Records provided |
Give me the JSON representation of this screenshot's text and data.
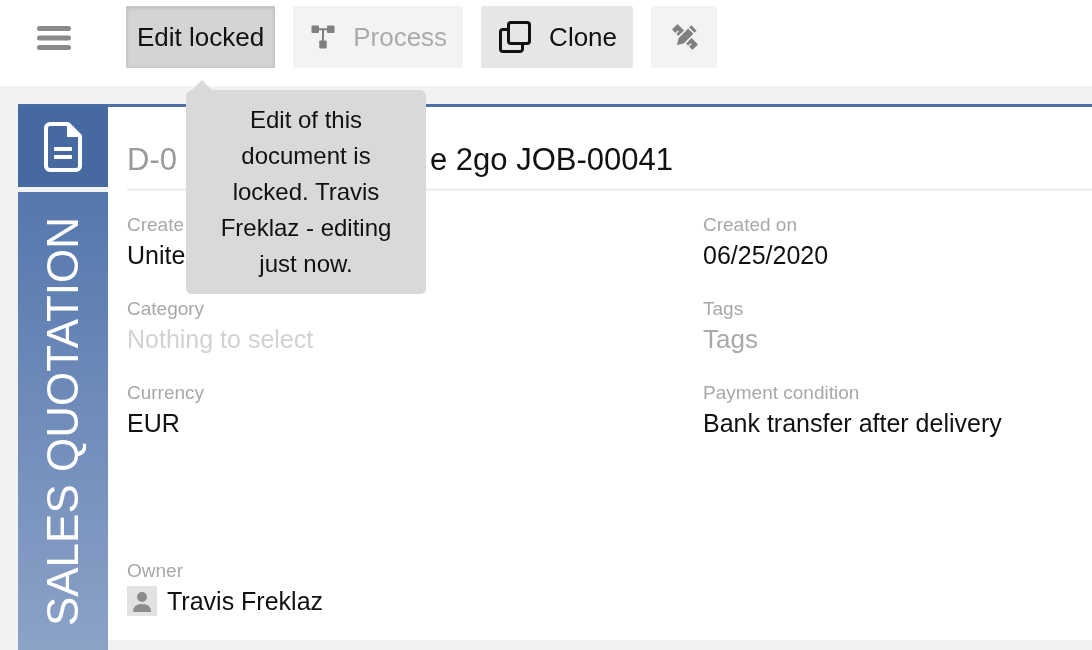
{
  "toolbar": {
    "buttons": [
      {
        "label": "Edit locked",
        "pressed": true,
        "disabled": false
      },
      {
        "label": "Process",
        "pressed": false,
        "disabled": true
      },
      {
        "label": "Clone",
        "pressed": false,
        "disabled": false
      },
      {
        "pressed": false,
        "disabled": true
      }
    ]
  },
  "tooltip": {
    "text": "Edit of this document is locked. Travis Freklaz - editing just now."
  },
  "sidebar": {
    "title": "SALES QUOTATION"
  },
  "document": {
    "number": "D-0",
    "title": "e 2go JOB-00041",
    "fields": [
      {
        "kind": "text",
        "label": "Create",
        "value": "Unite"
      },
      {
        "kind": "text",
        "label": "Created on",
        "value": "06/25/2020"
      },
      {
        "kind": "select",
        "label": "Category",
        "placeholder": "Nothing to select"
      },
      {
        "kind": "tags",
        "label": "Tags",
        "placeholder": "Tags"
      },
      {
        "kind": "text",
        "label": "Currency",
        "value": "EUR"
      },
      {
        "kind": "text",
        "label": "Payment condition",
        "value": "Bank transfer after delivery"
      }
    ],
    "owner": {
      "label": "Owner",
      "name": "Travis Freklaz"
    }
  }
}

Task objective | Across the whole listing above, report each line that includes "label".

Exercise answer |
        "label": "Edit locked",
        "label": "Process",
        "label": "Clone",
        "label": "Create",
        "label": "Created on",
        "label": "Category",
        "label": "Tags",
        "label": "Currency",
        "label": "Payment condition",
      "label": "Owner",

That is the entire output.